**** Records for processing ****

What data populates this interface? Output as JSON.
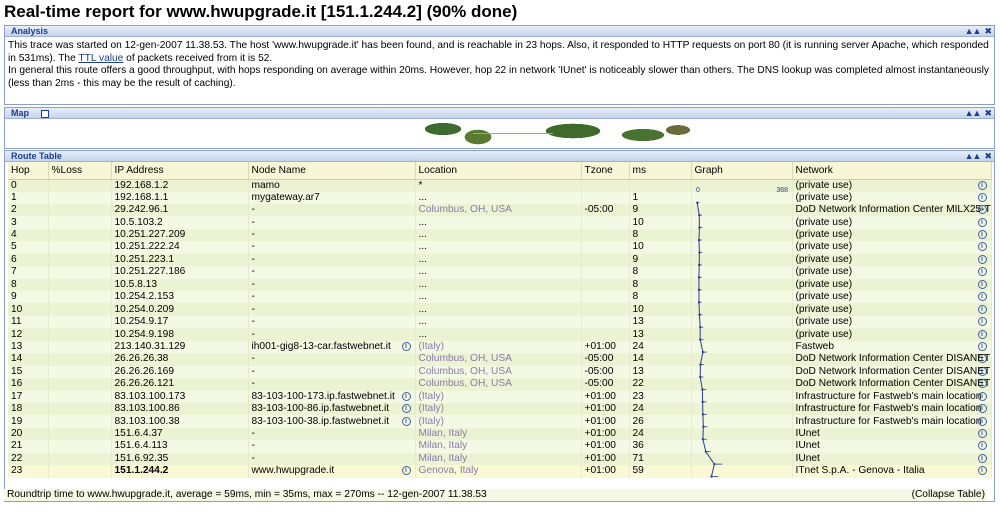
{
  "page_title": "Real-time report for www.hwupgrade.it [151.1.244.2] (90% done)",
  "analysis": {
    "header": "Analysis",
    "text_1": "This trace was started on 12-gen-2007 11.38.53. The host 'www.hwupgrade.it' has been found, and is reachable in 23 hops. Also, it responded to HTTP requests on port 80 (it is running server Apache, which responded in 531ms). The ",
    "ttl_link": "TTL value",
    "text_2": " of packets received from it is 52.",
    "text_3": "In general this route offers a good throughput, with hops responding on average within 20ms. However, hop 22 in network 'IUnet' is noticeably slower than others. The DNS lookup was completed almost instantaneously (less than 2ms - this may be the result of caching)."
  },
  "map": {
    "header": "Map"
  },
  "route_table": {
    "header": "Route Table",
    "columns": [
      "Hop",
      "%Loss",
      "IP Address",
      "Node Name",
      "Location",
      "Tzone",
      "ms",
      "Graph",
      "Network"
    ],
    "graph_min": "0",
    "graph_max": "368",
    "rows": [
      {
        "hop": "0",
        "loss": "",
        "ip": "192.168.1.2",
        "node": "mamo",
        "loc": "*",
        "tz": "",
        "ms": "",
        "net": "(private use)"
      },
      {
        "hop": "1",
        "loss": "",
        "ip": "192.168.1.1",
        "node": "mygateway.ar7",
        "loc": "...",
        "tz": "",
        "ms": "1",
        "net": "(private use)"
      },
      {
        "hop": "2",
        "loss": "",
        "ip": "29.242.96.1",
        "node": "-",
        "loc": "Columbus, OH, USA",
        "tz": "-05:00",
        "ms": "9",
        "net": "DoD Network Information Center MILX25-T"
      },
      {
        "hop": "3",
        "loss": "",
        "ip": "10.5.103.2",
        "node": "-",
        "loc": "...",
        "tz": "",
        "ms": "10",
        "net": "(private use)"
      },
      {
        "hop": "4",
        "loss": "",
        "ip": "10.251.227.209",
        "node": "-",
        "loc": "...",
        "tz": "",
        "ms": "8",
        "net": "(private use)"
      },
      {
        "hop": "5",
        "loss": "",
        "ip": "10.251.222.24",
        "node": "-",
        "loc": "...",
        "tz": "",
        "ms": "10",
        "net": "(private use)"
      },
      {
        "hop": "6",
        "loss": "",
        "ip": "10.251.223.1",
        "node": "-",
        "loc": "...",
        "tz": "",
        "ms": "9",
        "net": "(private use)"
      },
      {
        "hop": "7",
        "loss": "",
        "ip": "10.251.227.186",
        "node": "-",
        "loc": "...",
        "tz": "",
        "ms": "8",
        "net": "(private use)"
      },
      {
        "hop": "8",
        "loss": "",
        "ip": "10.5.8.13",
        "node": "-",
        "loc": "...",
        "tz": "",
        "ms": "8",
        "net": "(private use)"
      },
      {
        "hop": "9",
        "loss": "",
        "ip": "10.254.2.153",
        "node": "-",
        "loc": "...",
        "tz": "",
        "ms": "8",
        "net": "(private use)"
      },
      {
        "hop": "10",
        "loss": "",
        "ip": "10.254.0.209",
        "node": "-",
        "loc": "...",
        "tz": "",
        "ms": "10",
        "net": "(private use)"
      },
      {
        "hop": "11",
        "loss": "",
        "ip": "10.254.9.17",
        "node": "-",
        "loc": "...",
        "tz": "",
        "ms": "13",
        "net": "(private use)"
      },
      {
        "hop": "12",
        "loss": "",
        "ip": "10.254.9.198",
        "node": "-",
        "loc": "...",
        "tz": "",
        "ms": "13",
        "net": "(private use)"
      },
      {
        "hop": "13",
        "loss": "",
        "ip": "213.140.31.129",
        "node": "ih001-gig8-13-car.fastwebnet.it",
        "loc": "(Italy)",
        "tz": "+01:00",
        "ms": "24",
        "net": "Fastweb"
      },
      {
        "hop": "14",
        "loss": "",
        "ip": "26.26.26.38",
        "node": "-",
        "loc": "Columbus, OH, USA",
        "tz": "-05:00",
        "ms": "14",
        "net": "DoD Network Information Center DISANET"
      },
      {
        "hop": "15",
        "loss": "",
        "ip": "26.26.26.169",
        "node": "-",
        "loc": "Columbus, OH, USA",
        "tz": "-05:00",
        "ms": "13",
        "net": "DoD Network Information Center DISANET"
      },
      {
        "hop": "16",
        "loss": "",
        "ip": "26.26.26.121",
        "node": "-",
        "loc": "Columbus, OH, USA",
        "tz": "-05:00",
        "ms": "22",
        "net": "DoD Network Information Center DISANET"
      },
      {
        "hop": "17",
        "loss": "",
        "ip": "83.103.100.173",
        "node": "83-103-100-173.ip.fastwebnet.it",
        "loc": "(Italy)",
        "tz": "+01:00",
        "ms": "23",
        "net": "Infrastructure for Fastweb's main location"
      },
      {
        "hop": "18",
        "loss": "",
        "ip": "83.103.100.86",
        "node": "83-103-100-86.ip.fastwebnet.it",
        "loc": "(Italy)",
        "tz": "+01:00",
        "ms": "24",
        "net": "Infrastructure for Fastweb's main location"
      },
      {
        "hop": "19",
        "loss": "",
        "ip": "83.103.100.38",
        "node": "83-103-100-38.ip.fastwebnet.it",
        "loc": "(Italy)",
        "tz": "+01:00",
        "ms": "26",
        "net": "Infrastructure for Fastweb's main location"
      },
      {
        "hop": "20",
        "loss": "",
        "ip": "151.6.4.37",
        "node": "-",
        "loc": "Milan, Italy",
        "tz": "+01:00",
        "ms": "24",
        "net": "IUnet"
      },
      {
        "hop": "21",
        "loss": "",
        "ip": "151.6.4.113",
        "node": "-",
        "loc": "Milan, Italy",
        "tz": "+01:00",
        "ms": "36",
        "net": "IUnet"
      },
      {
        "hop": "22",
        "loss": "",
        "ip": "151.6.92.35",
        "node": "-",
        "loc": "Milan, Italy",
        "tz": "+01:00",
        "ms": "71",
        "net": "IUnet"
      },
      {
        "hop": "23",
        "loss": "",
        "ip": "151.1.244.2",
        "node": "www.hwupgrade.it",
        "loc": "Genova, Italy",
        "tz": "+01:00",
        "ms": "59",
        "net": "ITnet S.p.A. - Genova - Italia"
      }
    ],
    "footer": "Roundtrip time to www.hwupgrade.it, average = 59ms, min = 35ms, max = 270ms -- 12-gen-2007 11.38.53",
    "collapse_label": "(Collapse Table)"
  },
  "colors": {
    "header_text": "#1b3f8a",
    "graph_line": "#2a3f8f",
    "location_dim": "#8a7ba8"
  }
}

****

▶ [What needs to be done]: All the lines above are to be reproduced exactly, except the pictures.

▶ [Output]:
What data populates this interface? Output as JSON.
{
  "page_title": "Real-time report for www.hwupgrade.it [151.1.244.2] (90% done)",
  "analysis": {
    "header": "Analysis",
    "text_1": "This trace was started on 12-gen-2007 11.38.53. The host 'www.hwupgrade.it' has been found, and is reachable in 23 hops. Also, it responded to HTTP requests on port 80 (it is running server Apache, which responded in 531ms). The ",
    "ttl_link": "TTL value",
    "text_2": " of packets received from it is 52.",
    "text_3": "In general this route offers a good throughput, with hops responding on average within 20ms. However, hop 22 in network 'IUnet' is noticeably slower than others. The DNS lookup was completed almost instantaneously (less than 2ms - this may be the result of caching)."
  },
  "map": {
    "header": "Map"
  },
  "route_table": {
    "header": "Route Table",
    "columns": [
      "Hop",
      "%Loss",
      "IP Address",
      "Node Name",
      "Location",
      "Tzone",
      "ms",
      "Graph",
      "Network"
    ],
    "graph_min": "0",
    "graph_max": "368",
    "rows": [
      {
        "hop": "0",
        "loss": "",
        "ip": "192.168.1.2",
        "node": "mamo",
        "loc": "*",
        "tz": "",
        "ms": "",
        "net": "(private use)"
      },
      {
        "hop": "1",
        "loss": "",
        "ip": "192.168.1.1",
        "node": "mygateway.ar7",
        "loc": "...",
        "tz": "",
        "ms": "1",
        "net": "(private use)"
      },
      {
        "hop": "2",
        "loss": "",
        "ip": "29.242.96.1",
        "node": "-",
        "loc": "Columbus, OH, USA",
        "tz": "-05:00",
        "ms": "9",
        "net": "DoD Network Information Center MILX25-T"
      },
      {
        "hop": "3",
        "loss": "",
        "ip": "10.5.103.2",
        "node": "-",
        "loc": "...",
        "tz": "",
        "ms": "10",
        "net": "(private use)"
      },
      {
        "hop": "4",
        "loss": "",
        "ip": "10.251.227.209",
        "node": "-",
        "loc": "...",
        "tz": "",
        "ms": "8",
        "net": "(private use)"
      },
      {
        "hop": "5",
        "loss": "",
        "ip": "10.251.222.24",
        "node": "-",
        "loc": "...",
        "tz": "",
        "ms": "10",
        "net": "(private use)"
      },
      {
        "hop": "6",
        "loss": "",
        "ip": "10.251.223.1",
        "node": "-",
        "loc": "...",
        "tz": "",
        "ms": "9",
        "net": "(private use)"
      },
      {
        "hop": "7",
        "loss": "",
        "ip": "10.251.227.186",
        "node": "-",
        "loc": "...",
        "tz": "",
        "ms": "8",
        "net": "(private use)"
      },
      {
        "hop": "8",
        "loss": "",
        "ip": "10.5.8.13",
        "node": "-",
        "loc": "...",
        "tz": "",
        "ms": "8",
        "net": "(private use)"
      },
      {
        "hop": "9",
        "loss": "",
        "ip": "10.254.2.153",
        "node": "-",
        "loc": "...",
        "tz": "",
        "ms": "8",
        "net": "(private use)"
      },
      {
        "hop": "10",
        "loss": "",
        "ip": "10.254.0.209",
        "node": "-",
        "loc": "...",
        "tz": "",
        "ms": "10",
        "net": "(private use)"
      },
      {
        "hop": "11",
        "loss": "",
        "ip": "10.254.9.17",
        "node": "-",
        "loc": "...",
        "tz": "",
        "ms": "13",
        "net": "(private use)"
      },
      {
        "hop": "12",
        "loss": "",
        "ip": "10.254.9.198",
        "node": "-",
        "loc": "...",
        "tz": "",
        "ms": "13",
        "net": "(private use)"
      },
      {
        "hop": "13",
        "loss": "",
        "ip": "213.140.31.129",
        "node": "ih001-gig8-13-car.fastwebnet.it",
        "loc": "(Italy)",
        "tz": "+01:00",
        "ms": "24",
        "net": "Fastweb"
      },
      {
        "hop": "14",
        "loss": "",
        "ip": "26.26.26.38",
        "node": "-",
        "loc": "Columbus, OH, USA",
        "tz": "-05:00",
        "ms": "14",
        "net": "DoD Network Information Center DISANET"
      },
      {
        "hop": "15",
        "loss": "",
        "ip": "26.26.26.169",
        "node": "-",
        "loc": "Columbus, OH, USA",
        "tz": "-05:00",
        "ms": "13",
        "net": "DoD Network Information Center DISANET"
      },
      {
        "hop": "16",
        "loss": "",
        "ip": "26.26.26.121",
        "node": "-",
        "loc": "Columbus, OH, USA",
        "tz": "-05:00",
        "ms": "22",
        "net": "DoD Network Information Center DISANET"
      },
      {
        "hop": "17",
        "loss": "",
        "ip": "83.103.100.173",
        "node": "83-103-100-173.ip.fastwebnet.it",
        "loc": "(Italy)",
        "tz": "+01:00",
        "ms": "23",
        "net": "Infrastructure for Fastweb's main location"
      },
      {
        "hop": "18",
        "loss": "",
        "ip": "83.103.100.86",
        "node": "83-103-100-86.ip.fastwebnet.it",
        "loc": "(Italy)",
        "tz": "+01:00",
        "ms": "24",
        "net": "Infrastructure for Fastweb's main location"
      },
      {
        "hop": "19",
        "loss": "",
        "ip": "83.103.100.38",
        "node": "83-103-100-38.ip.fastwebnet.it",
        "loc": "(Italy)",
        "tz": "+01:00",
        "ms": "26",
        "net": "Infrastructure for Fastweb's main location"
      },
      {
        "hop": "20",
        "loss": "",
        "ip": "151.6.4.37",
        "node": "-",
        "loc": "Milan, Italy",
        "tz": "+01:00",
        "ms": "24",
        "net": "IUnet"
      },
      {
        "hop": "21",
        "loss": "",
        "ip": "151.6.4.113",
        "node": "-",
        "loc": "Milan, Italy",
        "tz": "+01:00",
        "ms": "36",
        "net": "IUnet"
      },
      {
        "hop": "22",
        "loss": "",
        "ip": "151.6.92.35",
        "node": "-",
        "loc": "Milan, Italy",
        "tz": "+01:00",
        "ms": "71",
        "net": "IUnet"
      },
      {
        "hop": "23",
        "loss": "",
        "ip": "151.1.244.2",
        "node": "www.hwupgrade.it",
        "loc": "Genova, Italy",
        "tz": "+01:00",
        "ms": "59",
        "net": "ITnet S.p.A. - Genova - Italia"
      }
    ],
    "footer": "Roundtrip time to www.hwupgrade.it, average = 59ms, min = 35ms, max = 270ms -- 12-gen-2007 11.38.53",
    "collapse_label": "(Collapse Table)"
  },
  "colors": {
    "header_text": "#1b3f8a",
    "graph_line": "#2a3f8f",
    "location_dim": "#8a7ba8"
  }
}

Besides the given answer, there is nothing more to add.